Email: chillford@cceb.org


Another Choice, Another Chance, Community Child Trauma Treatment Center
Funding Period: 2012 - 2016

Another Choice, Another Chance will provide outpatient Trauma-Focused Cognitive Behavior Therapy (TF-CBT) to children and youth aged 3–18 from diverse ethnic backgrounds, who live at or below the poverty level, and who have been victims of sexual exploitation and abuse. The center will provide 12–20 sessions of individual, group, and/or family treatment services to 200 children/youth and their parents or other primary caregivers.

Contact: Sandi Snelgrove
Phone: (916) 361-2089
Email: ssnelgrove@acacsac.org
Gilbert Reyes, Ph.D.


Native American Health Center, Inc., Urban Native Center for Life Empowerment (UNCLE)
Funding Period: 2012 - 2016; 2009 - 2012

The Urban Native Center for Life Empowerment II (UNCLE II) will provide community-based, culturally appropriate, trauma-informed, and trauma-focused services for American Indian and Alaska Native (AIAN) children, youth, and families.
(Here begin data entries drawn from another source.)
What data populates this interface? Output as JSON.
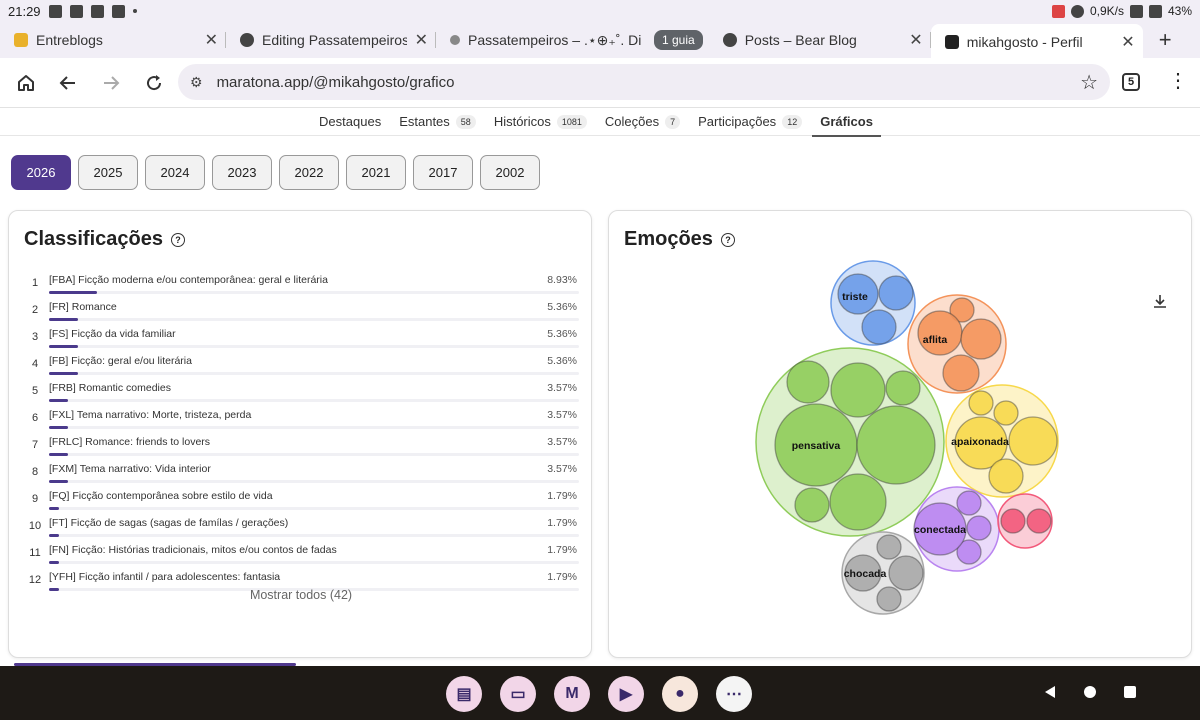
{
  "status_bar": {
    "time": "21:29",
    "net_speed": "0,9K/s",
    "battery": "43%"
  },
  "tabs": [
    {
      "label": "Entreblogs",
      "icon_color": "#e9b12b"
    },
    {
      "label": "Editing Passatempeiros – B",
      "icon_color": "#444444"
    },
    {
      "label": "Passatempeiros – .⋆⊕₊˚. Di",
      "icon_color": "#777777"
    },
    {
      "label": "Posts – Bear Blog",
      "icon_color": "#444444"
    },
    {
      "label": "mikahgosto - Perfil",
      "icon_color": "#222222"
    }
  ],
  "tab_group_label": "1 guia",
  "tab_count": "5",
  "address": {
    "url": "maratona.app/@mikahgosto/grafico"
  },
  "subnav": [
    {
      "label": "Destaques",
      "count": ""
    },
    {
      "label": "Estantes",
      "count": "58"
    },
    {
      "label": "Históricos",
      "count": "1081"
    },
    {
      "label": "Coleções",
      "count": "7"
    },
    {
      "label": "Participações",
      "count": "12"
    },
    {
      "label": "Gráficos",
      "count": ""
    }
  ],
  "years": [
    "2026",
    "2025",
    "2024",
    "2023",
    "2022",
    "2021",
    "2017",
    "2002"
  ],
  "classifications": {
    "title": "Classificações",
    "show_all": "Mostrar todos (42)",
    "rows": [
      {
        "rank": "1",
        "label": "[FBA] Ficção moderna e/ou contemporânea: geral e literária",
        "pct": "8.93%",
        "value": 8.93
      },
      {
        "rank": "2",
        "label": "[FR] Romance",
        "pct": "5.36%",
        "value": 5.36
      },
      {
        "rank": "3",
        "label": "[FS] Ficção da vida familiar",
        "pct": "5.36%",
        "value": 5.36
      },
      {
        "rank": "4",
        "label": "[FB] Ficção: geral e/ou literária",
        "pct": "5.36%",
        "value": 5.36
      },
      {
        "rank": "5",
        "label": "[FRB] Romantic comedies",
        "pct": "3.57%",
        "value": 3.57
      },
      {
        "rank": "6",
        "label": "[FXL] Tema narrativo: Morte, tristeza, perda",
        "pct": "3.57%",
        "value": 3.57
      },
      {
        "rank": "7",
        "label": "[FRLC] Romance: friends to lovers",
        "pct": "3.57%",
        "value": 3.57
      },
      {
        "rank": "8",
        "label": "[FXM] Tema narrativo: Vida interior",
        "pct": "3.57%",
        "value": 3.57
      },
      {
        "rank": "9",
        "label": "[FQ] Ficção contemporânea sobre estilo de vida",
        "pct": "1.79%",
        "value": 1.79
      },
      {
        "rank": "10",
        "label": "[FT] Ficção de sagas (sagas de famílas / gerações)",
        "pct": "1.79%",
        "value": 1.79
      },
      {
        "rank": "11",
        "label": "[FN] Ficção: Histórias tradicionais, mitos e/ou contos de fadas",
        "pct": "1.79%",
        "value": 1.79
      },
      {
        "rank": "12",
        "label": "[YFH] Ficção infantil / para adolescentes: fantasia",
        "pct": "1.79%",
        "value": 1.79
      }
    ]
  },
  "emotions": {
    "title": "Emoções",
    "groups": [
      {
        "label": "triste",
        "color": "#6a9be8"
      },
      {
        "label": "aflita",
        "color": "#f4935a"
      },
      {
        "label": "pensativa",
        "color": "#8fcc5a"
      },
      {
        "label": "apaixonada",
        "color": "#f7d84a"
      },
      {
        "label": "conectada",
        "color": "#b984f0"
      },
      {
        "label": "",
        "color": "#f2597a"
      },
      {
        "label": "chocada",
        "color": "#a8a8a8"
      }
    ]
  }
}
The program will consist of: 1) direct trauma treatment services and community education about trauma; 2) training of key stakeholders from the child welfare, juvenile justice, educational, behavioral, and public health systems, as well as from nonprofit community-based agencies servicing AIAN children and their families; and 3) cultural activities to build resiliency. UNCLE II will also promote system-level policy changes to trauma-informed services.

Contact: Janet King
Phone: (510) 434-5421
Email: janetk@nativehealth.org


Center for Survivors of Torture (CST)
www.aaci.org
2400 Moorpark Ave.
Suite #300, San Jose, CA 95128
Tel: 408-975-2730
Fax: 408-975-2745
info@aaci.org

Since its inception in 2000 CST has provided specialized services, including individual and group psychotherapy, psychiatry, psychological and medical evaluations for political asylum cases, medical, social and legal services to more than 800 victims of torture and family members from 64 countries.A program of Asian Americans for Community Involvement (AACI), Santa Clara County's largest community-based organization focused on the Asian community.


Trauma Recovery for Refugees & Immigrants in Southern California
1151 Dove Street, Suite 210
Newport Beach, CA 92660
Phone: (949) 891-2005
Email: info@livingubunto.org
http://www.livingubuntu.org/trauma-recovery-for-refugees/

Shifting the paradigm from the traditional model of one-on-one psychotherapy to safe, empathic, community-based approaches to healing & recovery